Ambrosius Bosschaert was born in Antwerp in 1573, the son of Ambrosius Bosschaert, who was also a painter, but by whom no work is known. For religious reasons his family emigrated to Middelburg around 1587. Between 1593 and 1613 Bosschaert was a member and several times dean of the Guild of St. Luke, where he was recorded both as a painter and art dealer. Around 1604, he married Maria van der Ast. The couple had at least six children, of whom three sons, Ambrosius the Younger, Johannes and Abraham became flower painters. Their daughter, Maria, eventually married the painter, Jeronymus Sweerts, son of the famous botanist and engraver, Emanuel Sweerts. Following the death of Maria van der Ast’s father in 1609, her younger brother, Balthasar, probably came to live with his sister and brother-in-law and took instruction from Ambrosius. Bosschaert’s business must have been profitable, enabling him to buy a large house in Middelburg in 1611. However, he left Middelburg a few years later and after brief periods of residence in Amsterdam in 1614 and Bergen-op-Zoom in 1615, he lived in Utrecht from late 1615 to 1619. He finally moved to Breda in 1619 and died suddenly in 1621, while visiting The Hague to deliver a flower piece to Prince Maurits’s butler, for which he was paid the impressive sum of 1,000 guilders.
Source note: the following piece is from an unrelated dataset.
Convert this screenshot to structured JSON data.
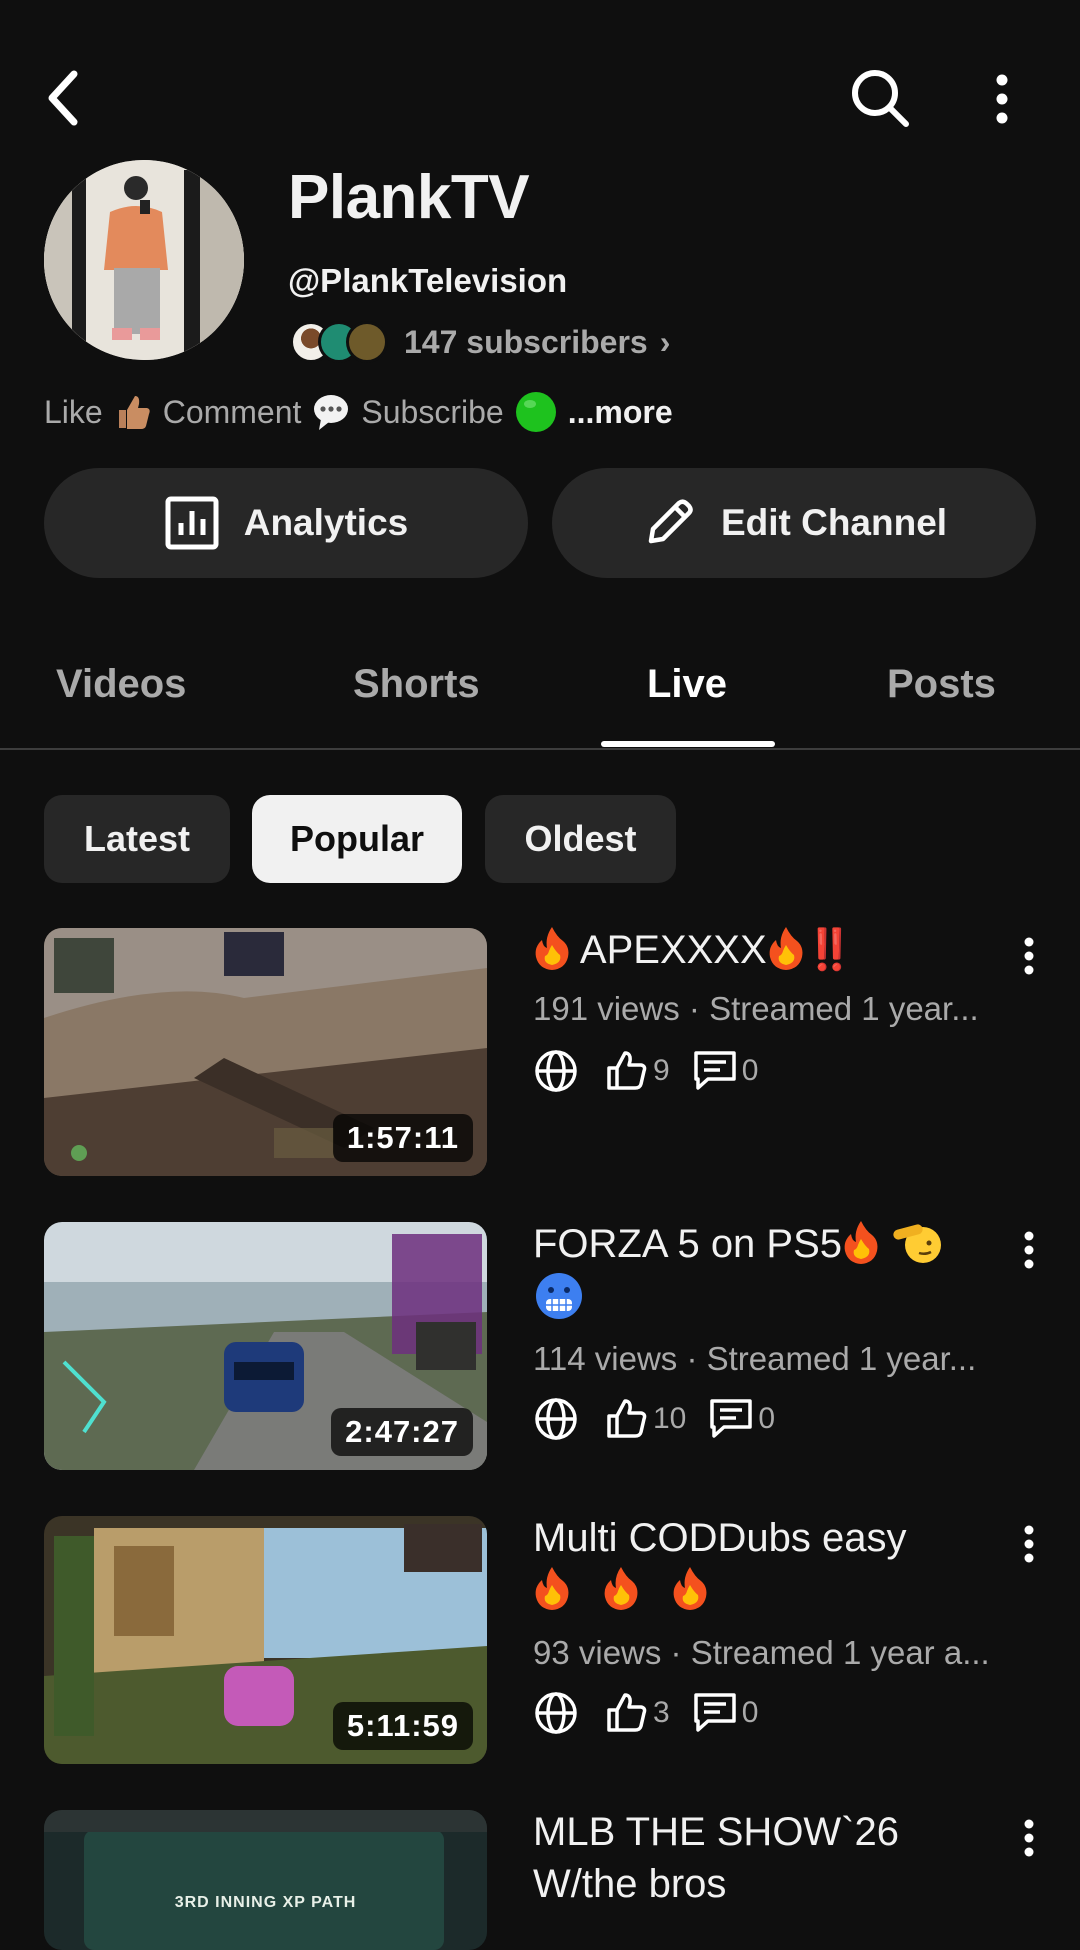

i Letter from Brueghel to Ercole Bianchi dated 14 April, 1606. See: Stefania Bedoni, Jan Brueghel in Italia e il collezionismo del Seicento, Florence, l983, p. 109.
ii Quoted by Beatrijs Brenninkmeijer-de Rooij in Roots of seventeenth-century Flower Painting, 1996, p. 51, note 21. Letter from Brueghel to Ercole Bianchi dated 26 September, 1608.
iii Quoted by Beatrijs Brenninkmeijer-de Rooij in Roots of seventeenth-century Flower Painting, 1996, p. 50, note 18.
iv Ambrosius Bosschaert I, Tulips, roses, fritillaries and other flowers in a vase, signed and dated 1608, on panel, 50.5 x 36 cm, Sotheby’s, London, 11 December 1985, Lot. 43.